* [Records provided]
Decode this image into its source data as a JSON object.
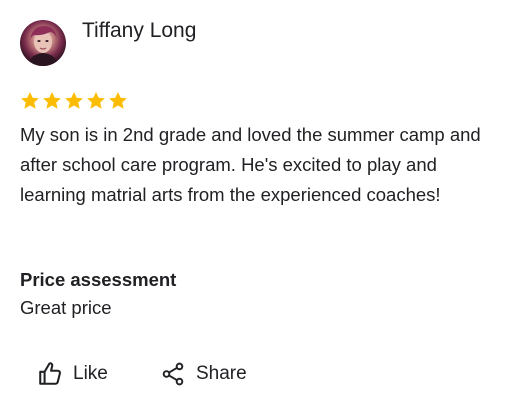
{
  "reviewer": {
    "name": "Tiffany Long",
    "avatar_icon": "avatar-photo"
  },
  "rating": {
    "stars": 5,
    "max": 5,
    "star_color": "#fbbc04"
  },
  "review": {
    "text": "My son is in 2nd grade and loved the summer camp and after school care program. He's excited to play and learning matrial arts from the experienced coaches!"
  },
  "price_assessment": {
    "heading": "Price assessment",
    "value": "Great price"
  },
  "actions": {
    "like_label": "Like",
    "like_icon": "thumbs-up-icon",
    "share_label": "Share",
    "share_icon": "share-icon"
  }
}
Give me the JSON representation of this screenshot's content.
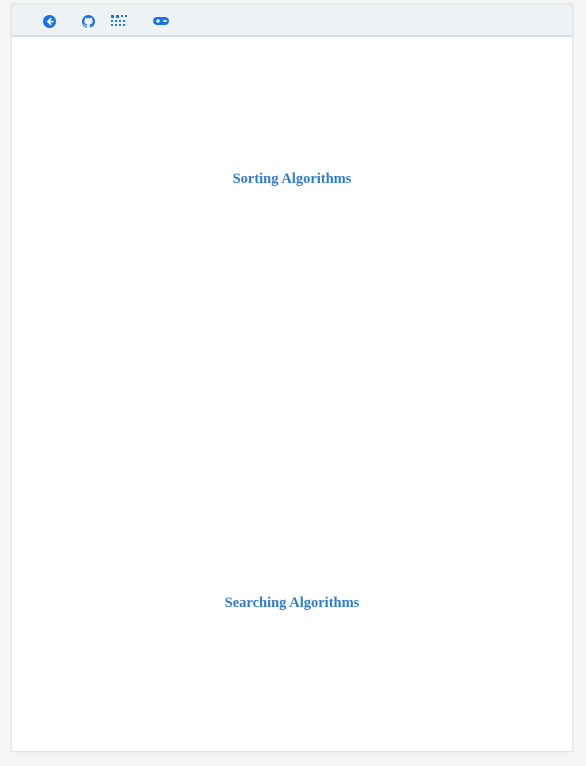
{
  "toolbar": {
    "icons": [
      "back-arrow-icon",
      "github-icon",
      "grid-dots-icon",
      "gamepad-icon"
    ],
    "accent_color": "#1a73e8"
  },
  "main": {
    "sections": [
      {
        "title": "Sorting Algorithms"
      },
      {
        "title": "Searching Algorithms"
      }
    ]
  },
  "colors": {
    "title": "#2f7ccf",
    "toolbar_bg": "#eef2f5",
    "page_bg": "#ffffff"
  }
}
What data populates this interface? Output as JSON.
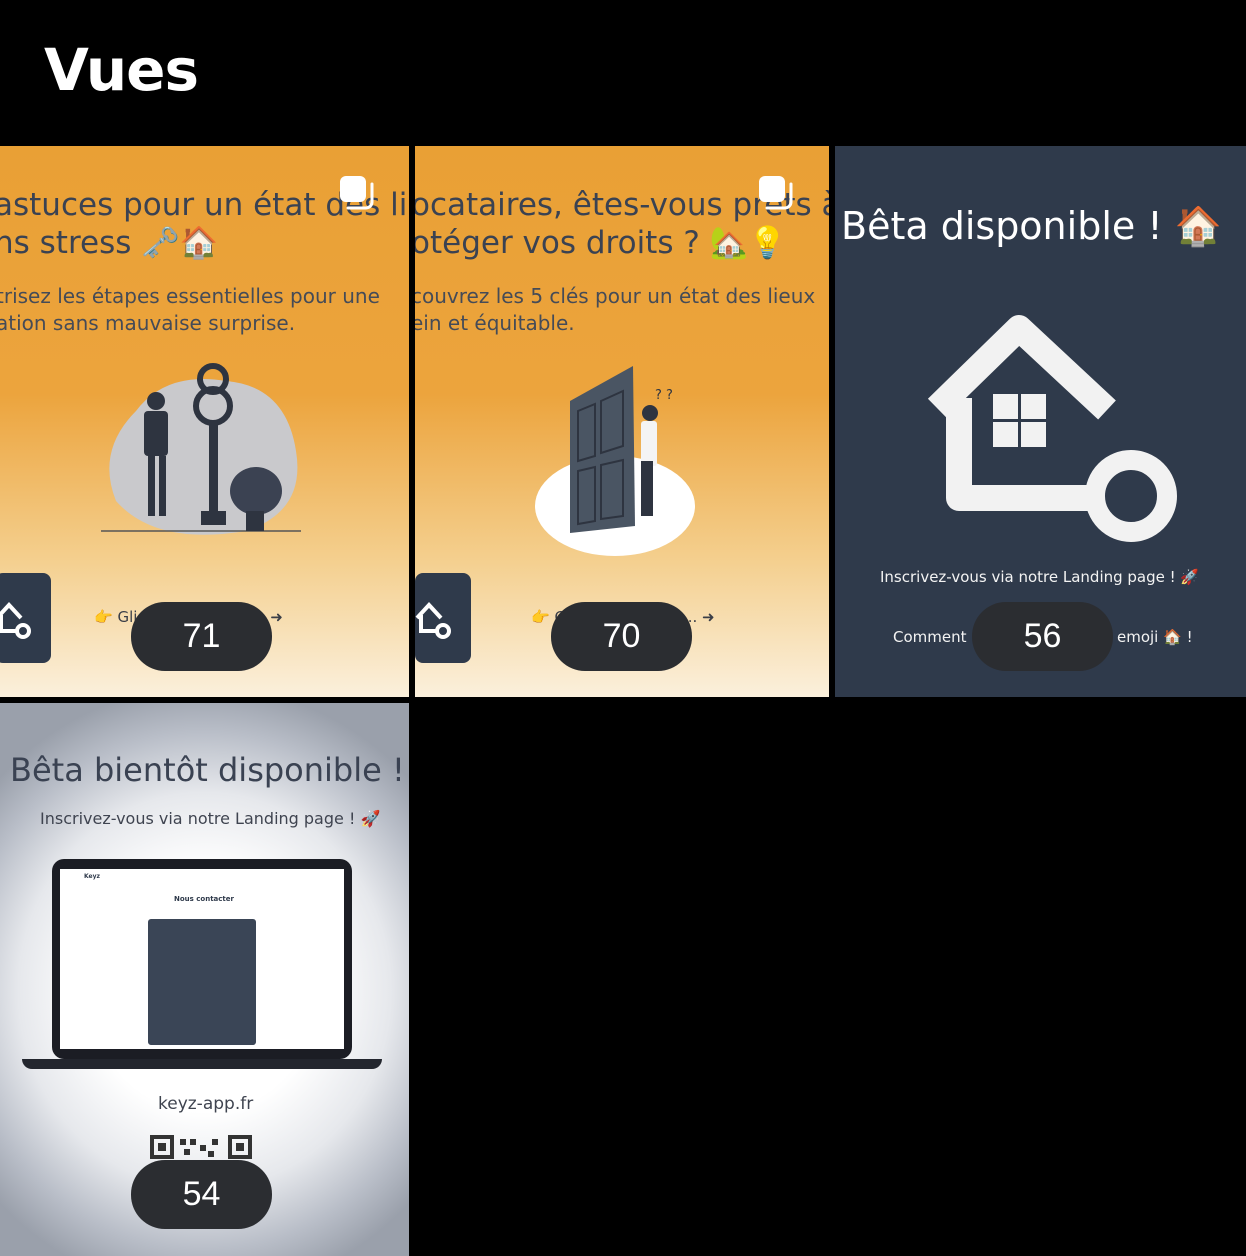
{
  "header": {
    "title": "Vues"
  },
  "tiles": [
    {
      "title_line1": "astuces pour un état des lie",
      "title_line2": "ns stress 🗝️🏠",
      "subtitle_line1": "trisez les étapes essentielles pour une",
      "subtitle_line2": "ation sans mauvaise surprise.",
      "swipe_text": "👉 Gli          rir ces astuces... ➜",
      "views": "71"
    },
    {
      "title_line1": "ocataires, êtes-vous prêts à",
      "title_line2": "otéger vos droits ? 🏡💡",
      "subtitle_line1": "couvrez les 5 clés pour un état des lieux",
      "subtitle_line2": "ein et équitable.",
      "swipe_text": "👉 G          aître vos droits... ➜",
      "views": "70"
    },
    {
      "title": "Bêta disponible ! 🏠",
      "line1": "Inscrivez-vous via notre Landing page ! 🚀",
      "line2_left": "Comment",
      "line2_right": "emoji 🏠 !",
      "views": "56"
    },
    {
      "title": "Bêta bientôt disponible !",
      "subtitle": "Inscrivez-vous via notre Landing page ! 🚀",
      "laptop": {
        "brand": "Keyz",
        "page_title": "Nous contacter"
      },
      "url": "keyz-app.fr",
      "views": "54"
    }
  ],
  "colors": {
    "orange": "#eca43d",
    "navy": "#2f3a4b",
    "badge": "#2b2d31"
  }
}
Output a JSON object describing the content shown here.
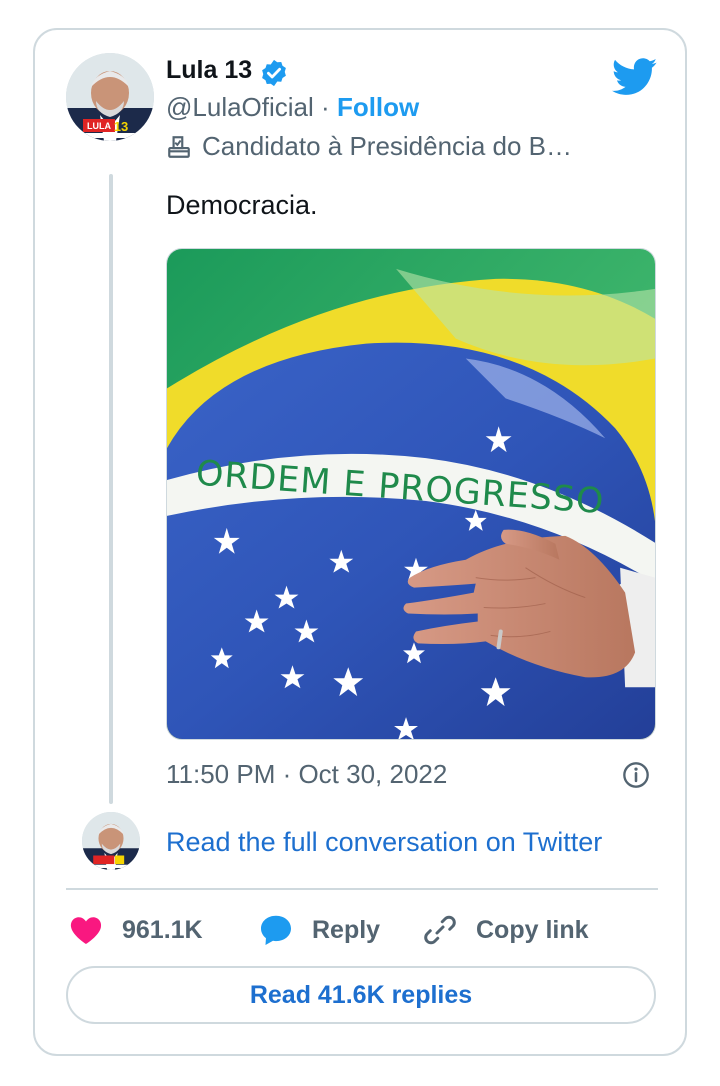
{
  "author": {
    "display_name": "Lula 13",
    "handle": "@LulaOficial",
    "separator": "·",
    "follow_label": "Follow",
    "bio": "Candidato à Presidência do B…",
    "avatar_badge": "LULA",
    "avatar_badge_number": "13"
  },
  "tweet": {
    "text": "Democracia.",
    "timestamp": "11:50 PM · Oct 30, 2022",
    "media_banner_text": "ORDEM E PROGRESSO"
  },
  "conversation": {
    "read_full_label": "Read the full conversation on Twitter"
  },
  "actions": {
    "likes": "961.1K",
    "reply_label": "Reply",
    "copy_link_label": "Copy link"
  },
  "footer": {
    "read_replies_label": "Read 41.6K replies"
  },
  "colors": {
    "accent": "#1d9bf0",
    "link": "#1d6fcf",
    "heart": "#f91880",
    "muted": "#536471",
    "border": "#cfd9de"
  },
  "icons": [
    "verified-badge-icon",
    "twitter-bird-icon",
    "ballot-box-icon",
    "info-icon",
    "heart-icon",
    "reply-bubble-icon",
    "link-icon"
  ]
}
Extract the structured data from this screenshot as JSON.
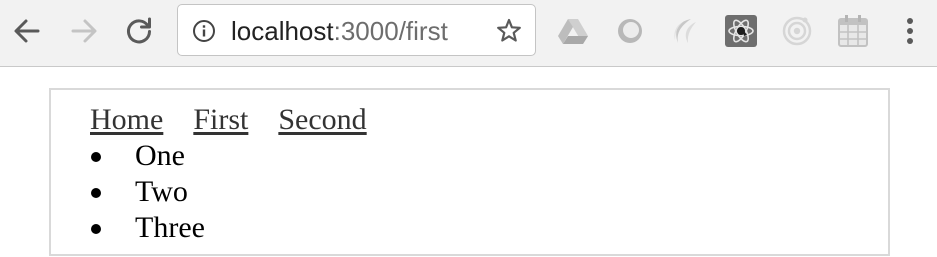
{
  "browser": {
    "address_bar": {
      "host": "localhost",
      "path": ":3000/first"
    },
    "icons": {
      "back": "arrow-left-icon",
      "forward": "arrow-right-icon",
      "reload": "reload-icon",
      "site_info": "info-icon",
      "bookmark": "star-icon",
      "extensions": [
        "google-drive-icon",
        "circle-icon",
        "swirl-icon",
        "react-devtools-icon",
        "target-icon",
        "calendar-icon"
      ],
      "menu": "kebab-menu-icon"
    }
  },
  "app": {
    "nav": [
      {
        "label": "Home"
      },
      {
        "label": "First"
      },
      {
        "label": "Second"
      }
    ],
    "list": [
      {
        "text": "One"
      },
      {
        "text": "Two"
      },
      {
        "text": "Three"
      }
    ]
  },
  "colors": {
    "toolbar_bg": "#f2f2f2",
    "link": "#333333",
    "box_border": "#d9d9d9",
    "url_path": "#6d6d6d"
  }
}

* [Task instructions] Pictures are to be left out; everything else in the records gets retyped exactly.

* [Exercise response]
Decode this image into its source data as a JSON object.
{
  "reviewer": {
    "name": "Tiffany Long",
    "avatar_icon": "avatar-photo"
  },
  "rating": {
    "stars": 5,
    "max": 5,
    "star_color": "#fbbc04"
  },
  "review": {
    "text": "My son is in 2nd grade and loved the summer camp and after school care program. He's excited to play and learning matrial arts from the experienced coaches!"
  },
  "price_assessment": {
    "heading": "Price assessment",
    "value": "Great price"
  },
  "actions": {
    "like_label": "Like",
    "like_icon": "thumbs-up-icon",
    "share_label": "Share",
    "share_icon": "share-icon"
  }
}
Give me the JSON representation of this screenshot's content.
{
  "toolbar": {
    "icons": [
      "back-arrow-icon",
      "github-icon",
      "grid-dots-icon",
      "gamepad-icon"
    ],
    "accent_color": "#1a73e8"
  },
  "main": {
    "sections": [
      {
        "title": "Sorting Algorithms"
      },
      {
        "title": "Searching Algorithms"
      }
    ]
  },
  "colors": {
    "title": "#2f7ccf",
    "toolbar_bg": "#eef2f5",
    "page_bg": "#ffffff"
  }
}
What data populates this interface? Output as JSON.
{
  "header": {
    "title": "Vues"
  },
  "tiles": [
    {
      "title_line1": "astuces pour un état des lie",
      "title_line2": "ns stress 🗝️🏠",
      "subtitle_line1": "trisez les étapes essentielles pour une",
      "subtitle_line2": "ation sans mauvaise surprise.",
      "swipe_text": "👉 Gli          rir ces astuces... ➜",
      "views": "71"
    },
    {
      "title_line1": "ocataires, êtes-vous prêts à",
      "title_line2": "otéger vos droits ? 🏡💡",
      "subtitle_line1": "couvrez les 5 clés pour un état des lieux",
      "subtitle_line2": "ein et équitable.",
      "swipe_text": "👉 G          aître vos droits... ➜",
      "views": "70"
    },
    {
      "title": "Bêta disponible ! 🏠",
      "line1": "Inscrivez-vous via notre Landing page ! 🚀",
      "line2_left": "Comment",
      "line2_right": "emoji 🏠 !",
      "views": "56"
    },
    {
      "title": "Bêta bientôt disponible !",
      "subtitle": "Inscrivez-vous via notre Landing page ! 🚀",
      "laptop": {
        "brand": "Keyz",
        "page_title": "Nous contacter"
      },
      "url": "keyz-app.fr",
      "views": "54"
    }
  ],
  "colors": {
    "orange": "#eca43d",
    "navy": "#2f3a4b",
    "badge": "#2b2d31"
  }
}
Output a JSON object describing the content shown here.
{
  "author": {
    "display_name": "Lula 13",
    "handle": "@LulaOficial",
    "separator": "·",
    "follow_label": "Follow",
    "bio": "Candidato à Presidência do B…",
    "avatar_badge": "LULA",
    "avatar_badge_number": "13"
  },
  "tweet": {
    "text": "Democracia.",
    "timestamp": "11:50 PM · Oct 30, 2022",
    "media_banner_text": "ORDEM E PROGRESSO"
  },
  "conversation": {
    "read_full_label": "Read the full conversation on Twitter"
  },
  "actions": {
    "likes": "961.1K",
    "reply_label": "Reply",
    "copy_link_label": "Copy link"
  },
  "footer": {
    "read_replies_label": "Read 41.6K replies"
  },
  "colors": {
    "accent": "#1d9bf0",
    "link": "#1d6fcf",
    "heart": "#f91880",
    "muted": "#536471",
    "border": "#cfd9de"
  },
  "icons": [
    "verified-badge-icon",
    "twitter-bird-icon",
    "ballot-box-icon",
    "info-icon",
    "heart-icon",
    "reply-bubble-icon",
    "link-icon"
  ]
}
Extract the structured data from this screenshot as JSON.
{
  "browser": {
    "address_bar": {
      "host": "localhost",
      "path": ":3000/first"
    },
    "icons": {
      "back": "arrow-left-icon",
      "forward": "arrow-right-icon",
      "reload": "reload-icon",
      "site_info": "info-icon",
      "bookmark": "star-icon",
      "extensions": [
        "google-drive-icon",
        "circle-icon",
        "swirl-icon",
        "react-devtools-icon",
        "target-icon",
        "calendar-icon"
      ],
      "menu": "kebab-menu-icon"
    }
  },
  "app": {
    "nav": [
      {
        "label": "Home"
      },
      {
        "label": "First"
      },
      {
        "label": "Second"
      }
    ],
    "list": [
      {
        "text": "One"
      },
      {
        "text": "Two"
      },
      {
        "text": "Three"
      }
    ]
  },
  "colors": {
    "toolbar_bg": "#f2f2f2",
    "link": "#333333",
    "box_border": "#d9d9d9",
    "url_path": "#6d6d6d"
  }
}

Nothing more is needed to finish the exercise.